▸ **Data records for software interfaces**
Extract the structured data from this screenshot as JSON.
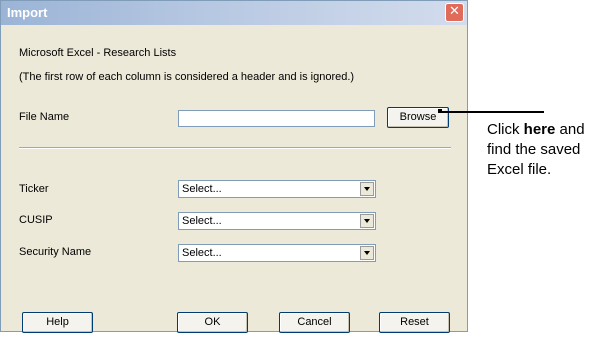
{
  "dialog": {
    "title": "Import",
    "close_glyph": "✕",
    "header_line1": "Microsoft Excel - Research Lists",
    "header_line2": "(The first row of each column is considered a header and is ignored.)",
    "file_name_label": "File Name",
    "file_name_value": "",
    "browse_label": "Browse",
    "fields": [
      {
        "label": "Ticker",
        "value": "Select..."
      },
      {
        "label": "CUSIP",
        "value": "Select..."
      },
      {
        "label": "Security Name",
        "value": "Select..."
      }
    ],
    "buttons": {
      "help": "Help",
      "ok": "OK",
      "cancel": "Cancel",
      "reset": "Reset"
    }
  },
  "callout": {
    "prefix": "Click ",
    "bold": "here",
    "suffix": " and find the saved Excel file."
  },
  "colors": {
    "dialog_bg": "#ece9d8",
    "titlebar": "#9bb4d6",
    "close_button": "#e06b5a"
  },
  "icons": {
    "close": "close-icon",
    "dropdown": "chevron-down-icon"
  }
}
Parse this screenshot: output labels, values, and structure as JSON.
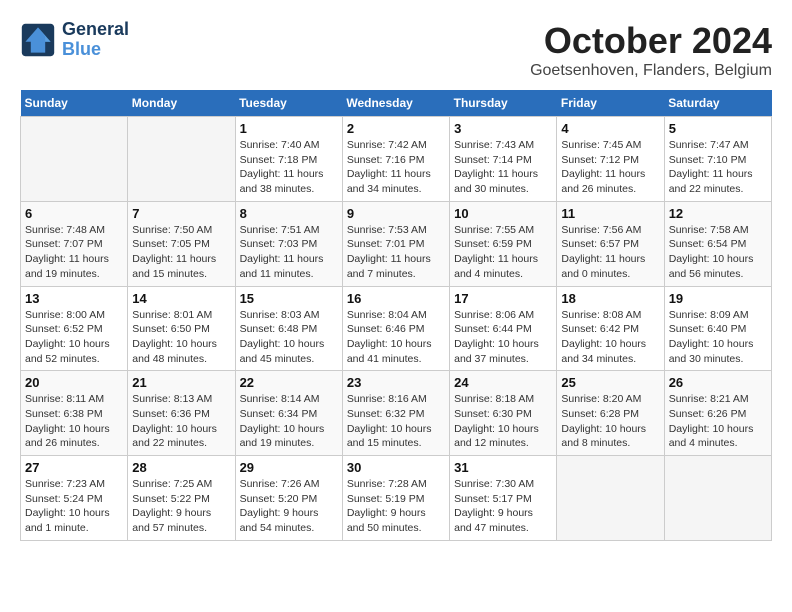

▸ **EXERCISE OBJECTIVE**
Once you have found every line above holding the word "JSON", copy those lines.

▸ **WRITTEN RESPONSE**
Extract the structured data from this screenshot as JSON.
Parse this screenshot: output labels, values, and structure as JSON.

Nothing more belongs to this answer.